Friday, January 13, 2006

Does Living Amidst Beautiful Objects Promote Longevity?

A woman who came into Greenjeans today left me with a compelling idea. She really liked the shop and as she walked out the door with a pretty new pair of earrings she said to me over her shoulder, "I've heard somewhere that being surrounded by beautiful things makes you live longer." Then she smiled and disappeared.

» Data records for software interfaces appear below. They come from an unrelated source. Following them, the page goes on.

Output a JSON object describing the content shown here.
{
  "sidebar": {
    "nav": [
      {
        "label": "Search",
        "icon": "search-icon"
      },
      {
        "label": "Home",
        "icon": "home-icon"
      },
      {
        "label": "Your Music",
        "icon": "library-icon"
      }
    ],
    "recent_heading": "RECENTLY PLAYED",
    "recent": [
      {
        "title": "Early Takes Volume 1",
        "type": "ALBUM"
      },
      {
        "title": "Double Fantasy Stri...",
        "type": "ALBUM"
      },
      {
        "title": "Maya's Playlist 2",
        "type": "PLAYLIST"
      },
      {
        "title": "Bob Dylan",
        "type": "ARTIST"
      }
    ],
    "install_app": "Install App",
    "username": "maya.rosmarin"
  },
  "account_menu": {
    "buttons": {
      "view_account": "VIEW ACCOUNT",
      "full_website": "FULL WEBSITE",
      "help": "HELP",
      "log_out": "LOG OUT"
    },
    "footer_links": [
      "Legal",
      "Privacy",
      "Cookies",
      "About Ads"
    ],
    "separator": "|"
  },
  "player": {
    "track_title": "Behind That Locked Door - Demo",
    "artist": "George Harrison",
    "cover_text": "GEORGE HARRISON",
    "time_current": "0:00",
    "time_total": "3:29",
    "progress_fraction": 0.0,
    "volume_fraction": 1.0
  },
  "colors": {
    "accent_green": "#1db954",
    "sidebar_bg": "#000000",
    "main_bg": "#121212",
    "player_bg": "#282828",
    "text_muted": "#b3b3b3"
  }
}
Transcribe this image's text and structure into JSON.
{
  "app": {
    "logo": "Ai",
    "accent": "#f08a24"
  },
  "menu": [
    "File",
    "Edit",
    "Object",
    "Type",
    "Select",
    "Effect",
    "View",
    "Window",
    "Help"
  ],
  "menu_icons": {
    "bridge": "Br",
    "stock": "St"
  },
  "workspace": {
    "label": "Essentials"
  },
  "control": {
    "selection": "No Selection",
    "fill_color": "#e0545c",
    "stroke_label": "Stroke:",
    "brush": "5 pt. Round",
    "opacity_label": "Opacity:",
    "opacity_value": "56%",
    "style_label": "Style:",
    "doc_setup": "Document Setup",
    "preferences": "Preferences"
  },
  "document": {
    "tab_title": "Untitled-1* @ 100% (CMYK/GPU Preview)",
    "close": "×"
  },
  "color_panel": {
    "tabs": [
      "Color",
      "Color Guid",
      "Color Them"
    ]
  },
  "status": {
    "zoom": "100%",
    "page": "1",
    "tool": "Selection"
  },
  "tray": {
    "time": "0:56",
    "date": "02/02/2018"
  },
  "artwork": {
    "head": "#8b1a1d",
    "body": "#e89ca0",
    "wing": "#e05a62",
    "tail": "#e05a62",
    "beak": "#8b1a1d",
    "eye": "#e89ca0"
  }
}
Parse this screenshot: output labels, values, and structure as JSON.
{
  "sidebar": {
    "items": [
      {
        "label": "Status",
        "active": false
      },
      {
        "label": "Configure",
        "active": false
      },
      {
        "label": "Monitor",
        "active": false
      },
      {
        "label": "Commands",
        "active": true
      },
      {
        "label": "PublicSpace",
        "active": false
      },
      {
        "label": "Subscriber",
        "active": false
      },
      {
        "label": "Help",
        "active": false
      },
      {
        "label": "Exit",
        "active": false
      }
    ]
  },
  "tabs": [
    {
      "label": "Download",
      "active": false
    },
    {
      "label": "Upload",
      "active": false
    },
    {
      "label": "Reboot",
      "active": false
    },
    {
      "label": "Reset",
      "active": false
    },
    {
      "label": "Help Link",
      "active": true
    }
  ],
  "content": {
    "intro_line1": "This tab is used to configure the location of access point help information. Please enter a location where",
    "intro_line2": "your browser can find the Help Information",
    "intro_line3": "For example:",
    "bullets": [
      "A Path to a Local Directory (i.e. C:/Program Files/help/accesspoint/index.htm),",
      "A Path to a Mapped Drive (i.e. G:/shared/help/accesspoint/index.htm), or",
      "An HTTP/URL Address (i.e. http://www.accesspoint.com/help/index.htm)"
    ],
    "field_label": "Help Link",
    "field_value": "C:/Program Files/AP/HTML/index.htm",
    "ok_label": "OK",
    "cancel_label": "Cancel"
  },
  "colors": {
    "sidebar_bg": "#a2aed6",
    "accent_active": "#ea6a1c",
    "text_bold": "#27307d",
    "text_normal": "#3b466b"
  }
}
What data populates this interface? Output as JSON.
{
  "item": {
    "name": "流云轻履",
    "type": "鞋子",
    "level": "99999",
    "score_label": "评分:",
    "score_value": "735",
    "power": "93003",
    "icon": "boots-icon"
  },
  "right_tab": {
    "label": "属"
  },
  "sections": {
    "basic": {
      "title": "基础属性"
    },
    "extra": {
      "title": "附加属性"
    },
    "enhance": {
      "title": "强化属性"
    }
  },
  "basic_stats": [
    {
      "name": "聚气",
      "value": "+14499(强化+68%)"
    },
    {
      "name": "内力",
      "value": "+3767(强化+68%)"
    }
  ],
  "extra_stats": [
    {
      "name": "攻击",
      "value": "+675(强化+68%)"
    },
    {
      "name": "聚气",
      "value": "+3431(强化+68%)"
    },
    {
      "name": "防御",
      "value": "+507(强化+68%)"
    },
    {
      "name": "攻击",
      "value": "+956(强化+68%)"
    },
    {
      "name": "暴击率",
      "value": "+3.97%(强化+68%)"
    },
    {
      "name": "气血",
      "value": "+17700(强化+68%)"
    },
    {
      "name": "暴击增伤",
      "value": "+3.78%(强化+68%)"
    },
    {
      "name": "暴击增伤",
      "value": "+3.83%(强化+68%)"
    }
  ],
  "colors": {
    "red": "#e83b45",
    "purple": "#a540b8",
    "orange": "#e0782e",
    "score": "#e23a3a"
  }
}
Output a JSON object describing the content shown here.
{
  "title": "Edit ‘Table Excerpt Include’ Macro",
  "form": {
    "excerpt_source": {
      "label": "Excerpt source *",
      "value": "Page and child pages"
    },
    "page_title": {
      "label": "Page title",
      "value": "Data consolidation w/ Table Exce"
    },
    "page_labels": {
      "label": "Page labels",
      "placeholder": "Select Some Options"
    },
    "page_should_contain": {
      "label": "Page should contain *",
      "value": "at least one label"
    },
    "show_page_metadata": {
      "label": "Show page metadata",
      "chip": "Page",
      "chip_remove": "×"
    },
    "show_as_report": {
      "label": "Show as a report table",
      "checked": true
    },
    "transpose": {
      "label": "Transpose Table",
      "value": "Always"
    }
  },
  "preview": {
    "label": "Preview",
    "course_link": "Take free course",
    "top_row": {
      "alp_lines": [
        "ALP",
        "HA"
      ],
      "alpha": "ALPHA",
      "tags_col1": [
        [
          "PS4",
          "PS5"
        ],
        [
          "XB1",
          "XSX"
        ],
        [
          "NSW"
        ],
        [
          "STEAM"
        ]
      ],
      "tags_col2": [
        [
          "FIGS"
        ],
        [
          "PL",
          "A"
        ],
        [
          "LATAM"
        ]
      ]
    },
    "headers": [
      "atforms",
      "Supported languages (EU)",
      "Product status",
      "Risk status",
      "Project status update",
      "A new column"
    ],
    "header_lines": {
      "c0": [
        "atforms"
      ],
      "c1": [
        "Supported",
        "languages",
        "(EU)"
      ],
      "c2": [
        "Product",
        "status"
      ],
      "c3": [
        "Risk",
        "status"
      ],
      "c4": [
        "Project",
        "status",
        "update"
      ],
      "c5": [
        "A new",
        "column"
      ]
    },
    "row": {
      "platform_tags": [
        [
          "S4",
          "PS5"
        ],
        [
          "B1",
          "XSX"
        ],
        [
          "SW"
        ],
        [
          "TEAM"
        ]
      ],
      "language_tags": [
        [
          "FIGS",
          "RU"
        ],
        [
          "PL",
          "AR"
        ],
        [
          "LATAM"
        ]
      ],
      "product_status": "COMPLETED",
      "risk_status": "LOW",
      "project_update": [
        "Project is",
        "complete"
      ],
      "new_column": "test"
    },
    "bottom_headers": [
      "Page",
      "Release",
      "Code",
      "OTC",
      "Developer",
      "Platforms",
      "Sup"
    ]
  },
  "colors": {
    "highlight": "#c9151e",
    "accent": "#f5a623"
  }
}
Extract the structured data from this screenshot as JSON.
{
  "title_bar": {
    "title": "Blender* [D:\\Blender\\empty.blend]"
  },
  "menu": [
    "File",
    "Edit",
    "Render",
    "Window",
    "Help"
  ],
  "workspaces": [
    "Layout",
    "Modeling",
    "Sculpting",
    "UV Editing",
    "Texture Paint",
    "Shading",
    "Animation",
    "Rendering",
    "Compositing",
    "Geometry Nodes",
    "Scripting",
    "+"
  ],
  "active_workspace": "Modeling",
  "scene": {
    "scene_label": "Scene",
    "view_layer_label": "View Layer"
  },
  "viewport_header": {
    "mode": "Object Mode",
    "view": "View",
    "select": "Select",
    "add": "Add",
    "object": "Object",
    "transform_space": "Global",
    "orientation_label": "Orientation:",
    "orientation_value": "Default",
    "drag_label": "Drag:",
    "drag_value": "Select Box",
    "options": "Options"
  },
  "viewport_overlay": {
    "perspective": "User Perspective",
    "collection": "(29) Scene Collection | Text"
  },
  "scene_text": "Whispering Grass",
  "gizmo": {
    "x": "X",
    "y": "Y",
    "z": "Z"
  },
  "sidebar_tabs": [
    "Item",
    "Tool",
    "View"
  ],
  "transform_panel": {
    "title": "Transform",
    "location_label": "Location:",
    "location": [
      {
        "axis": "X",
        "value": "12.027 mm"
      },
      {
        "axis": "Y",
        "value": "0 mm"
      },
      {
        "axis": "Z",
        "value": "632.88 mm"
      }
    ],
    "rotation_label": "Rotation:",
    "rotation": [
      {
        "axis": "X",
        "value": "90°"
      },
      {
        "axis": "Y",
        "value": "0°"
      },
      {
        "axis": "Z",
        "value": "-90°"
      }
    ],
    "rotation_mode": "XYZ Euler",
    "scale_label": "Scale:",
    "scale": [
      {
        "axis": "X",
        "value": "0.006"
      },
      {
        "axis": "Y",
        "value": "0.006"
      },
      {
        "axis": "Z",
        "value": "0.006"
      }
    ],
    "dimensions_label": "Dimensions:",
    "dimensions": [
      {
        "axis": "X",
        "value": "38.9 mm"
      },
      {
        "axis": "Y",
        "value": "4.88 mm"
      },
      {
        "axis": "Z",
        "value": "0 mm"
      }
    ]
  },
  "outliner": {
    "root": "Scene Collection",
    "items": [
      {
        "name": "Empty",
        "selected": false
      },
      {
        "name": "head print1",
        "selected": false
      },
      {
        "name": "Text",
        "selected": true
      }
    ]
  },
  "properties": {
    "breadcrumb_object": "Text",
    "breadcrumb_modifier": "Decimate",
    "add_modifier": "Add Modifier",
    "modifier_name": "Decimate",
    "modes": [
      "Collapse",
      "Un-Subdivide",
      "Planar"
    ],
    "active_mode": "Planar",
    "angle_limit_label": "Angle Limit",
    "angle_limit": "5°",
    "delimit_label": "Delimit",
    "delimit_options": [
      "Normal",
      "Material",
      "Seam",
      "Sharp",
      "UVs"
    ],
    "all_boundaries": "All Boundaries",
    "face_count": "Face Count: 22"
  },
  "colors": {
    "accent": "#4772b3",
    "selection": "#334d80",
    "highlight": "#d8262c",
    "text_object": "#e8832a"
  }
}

I've been thinking about that all day now. And related thoughts have crossed my mind from time to time throughout my life. But could it really be true that working at Greenjeans and being surrounded by beautiful things all day is extending my life and Jae’s? And what about our customers? Could a visit to Greenjeans bring them a dose of good health? Could bringing beautiful pieces from our shop, or from anywhere for that matter, into their own homes add hours, days, years to their lives? Has anyone studied this?

I’ve had feelings that hint the woman’s notion is plausible. For example, I spent the day yesterday at the Met with a close girl friend (the Rauschenberg Combines show is worthwhile and the Rara Avis show is pure inspiration!), and just walking around the well-ordered galleries harmoniously filled with beautiful, interesting objects made me feel lighter, comfortable, happy. I often get that feeling inside museums. Or gardens. Or libraries. Or nicely-kept homes. Or charming shops. And it seems to me that feeling like that can only be beneficial to one's health and well-being.

I studied Heidegger in grad school and was very taken with phenomenology, which is basically the study of things and how we relate to things. A phenomenologist would say that my feeling actually comes from the objects in the surroundings themselves. It isn't just an idea in my head or a feeling caused by circumstances. The mood is real and it comes from the things. (It's really a more complicated intersubjective experience, but the point is that the things are not cold, lifeless objects that we merely project onto. They are issuing forth their own business as well.)

Well, if this is the case, then it would make sense to me that living amidst beautiful things, things that bring good vibes and joy and peace and pleasure, would be beneficial to one's health, maybe even extending one's life. And that living in disorder, in squalor, in a mess of ugliness, would be detrimental to one's health. Maybe that’s why William Morris famously said “Have nothing in your house that you do not know to be useful, or believe to be beautiful.” I think those who advocate feng-shui or other studied practices of balancing and harmonizing one's surroundings would attest to this. But I wonder if there have been any Western studies. Not that studies would really convince me any more one way or the other. But still.

Moreover, I think there is something added to this since everything in the shop is made by hand. I think there is something even more powerful about beautiful handmade things than beautiful manufactured things. There is definitely a different vibe or mood given off by a work made by hand than a thing made by machine. But that’s a topic for another day.

I think William Morris, John Ruskin, Oscar Wilde, and their ilk during the Aesthetics Movement have spoken to these ideas. I've done a few google searches (beautiful surroundings longjevity, beautiful objects live longer, etc.) but haven't come up with anything. If anyone has suggestions for reading more about the relationship between beautiful surroundings and longevity I'd love to hear them and explore all this some more. (Incidentally, I came across one lovely blog by a British woman called "Three Beautiful Things" where she writes every day about three things she's found beautiful that day. Very nice.)

Meanwhile, I'm just going to take a little more pleasure in my job, knowing that in addition to being good for my soul and my mind, it may just be good for my body as well (if indeed there is any difference among the three). And I will take even more pleasure knowing that the beautiful things we offer at Greenjeans are here for everyone to come and see, and even to take home with them. That is really what motivates Jae and I every day. And we hope it brings some inspiration to you, too.

1 comment:

Mad said...

I love your thoughts on beauty, handmade and longevity.I agree that the beauty of our surroundings and the source for the goods we fill our lives with fill us with a greater sense of calm, of peace and therefore reduce stress related poor choice making. Who won't live longer that is experiencing life as a joy rather than a drudge?

Great work you are doing in the shop and reflecting on it here-